In late February, the Chairman of the House Ways and Means Committee (Dave Camp (R-MI)) released a comprehensive draft proposal to reform the Internal Revenue Code. These reforms would tax deferred compensation upon vesting and would eliminate the performance-based exception under IRC Section 162(m).
Nonqualified Deferred Compensation
Current law: Under current law, compensation generally is taxable to an employee and deductible by an employer in the year earned, regardless of when the compensation is received by the employee. However, in the case of nonqualified deferred compensation, an employee does not recognize taxable income until the year the deferred compensation received (assuming that all applicable requirements, including under Section 409A of the Internal Revenue Code have been met) and the employer’s corresponding deduction is postponed until that time. The date on which such compensation is no longer subject to a substantial risk of forfeiture does not impact the timing of income inclusion.
Proposed law: Under the proposed legislation, an employee would be taxed on deferred compensation as soon as such compensation is no longer subject to a substantial risk of forfeiture (i.e., receipt of the compensation is not subject to future performance of substantial services). The proposed legislation would apply to amounts attributable to services performed after December 31, 2014. Current law rules (including Section 409A) would continue to apply to compensation deferred prior 2015. Such deferred compensation would become subject to the proposed law in 2023 meaning that the compensation would be includible in income the later of (i) the year of vesting or (ii) 2022.
The proposed law would effectively eliminate many forms of traditional deferred compensation and adversely impact other forms. For example, an employee’s election to defer receipt of salary would no longer result in the deferral of taxation since deferred salary is rarely subject to a substantial risk of forfeiture. The same would be true with respect to an employee’s deferral of an annual bonus or long-term cash incentive, unless such deferred compensation was subject to a substantial risk of forfeiture.
The proposed law would also undermine the benefits derived from non-contributory nonqualified deferred compensation arrangements, such as SERPs or restoration plans. Among these benefits is the deferral of taxation on amounts accrued and any earning thereon until such amounts are distributed to the employee. Under the proposed law, upon vesting these amounts would become subject to federal income tax.

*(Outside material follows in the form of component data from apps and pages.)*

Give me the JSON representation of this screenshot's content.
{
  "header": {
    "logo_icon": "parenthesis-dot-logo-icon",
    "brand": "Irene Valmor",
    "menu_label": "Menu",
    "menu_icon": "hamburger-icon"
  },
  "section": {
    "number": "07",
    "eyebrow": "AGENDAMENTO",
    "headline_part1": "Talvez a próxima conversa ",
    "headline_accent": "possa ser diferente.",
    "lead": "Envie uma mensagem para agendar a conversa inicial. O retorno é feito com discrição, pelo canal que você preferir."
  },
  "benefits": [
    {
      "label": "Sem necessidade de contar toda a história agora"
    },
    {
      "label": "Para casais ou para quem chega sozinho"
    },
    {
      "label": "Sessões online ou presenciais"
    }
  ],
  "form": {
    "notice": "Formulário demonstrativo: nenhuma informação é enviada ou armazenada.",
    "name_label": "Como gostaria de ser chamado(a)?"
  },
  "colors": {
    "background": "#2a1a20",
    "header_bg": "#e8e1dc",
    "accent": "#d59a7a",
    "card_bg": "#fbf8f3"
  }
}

It remains to be seen whether this proposed bill will get any traction in Congress. However, organizations should consider reviewing the status of current deferred compensation policies.
Compensation Paid in Excess of $1 Million to Executive Officers
Current law: Under current law, the deduction for compensation paid or accrued with respect to a “covered employee” of a publicly traded corporation is limited to no more than $1 million per year. The deduction limitation applies to all remuneration paid to a covered employee for services except for (1) commissions; (2) performance-based compensation, including stock options; (3) contributions to or payments from a tax-qualified retirement plan; and (4) amounts that are excludable from the executive’s gross income. Covered employee is defined as the chief executive officer and the three highest-paid executive officers, other than the CEO and chief financial officer, who are employed on the last day of the company’s tax year and reported in the company’s proxy. Chief financial officers are not treated as covered employees.
Proposed law: Under the proposed law, the current exceptions to the $1 million deduction limitation for commissions and performance-based compensation would be repealed. The provision also would expand the definition of “covered employee” to include a public company’s chief financial officer. In addition, once an employee of a public company qualifies as a covered employee, the $1 million deduction limitation would apply to that employee during his remaining employment with the public company. The proposed law would be effective for tax years beginning after 2014.
The proposed law continues Congress’s ongoing efforts to limit the deductibility of compensation paid to top executives. As we previously reported (see Client Update 2014-3), other bills are pending in the House and Senate that would sharply curtail the deduction a public company may take for compensation paid to proxy-disclosed officers in excess of $1 million under Section 162(m).
While the draft bill is unlikely to move forward in the current Congress, it may provide potential insights into Republican positions on tax reform during the Congressional elections this year and the presidential election in 2016.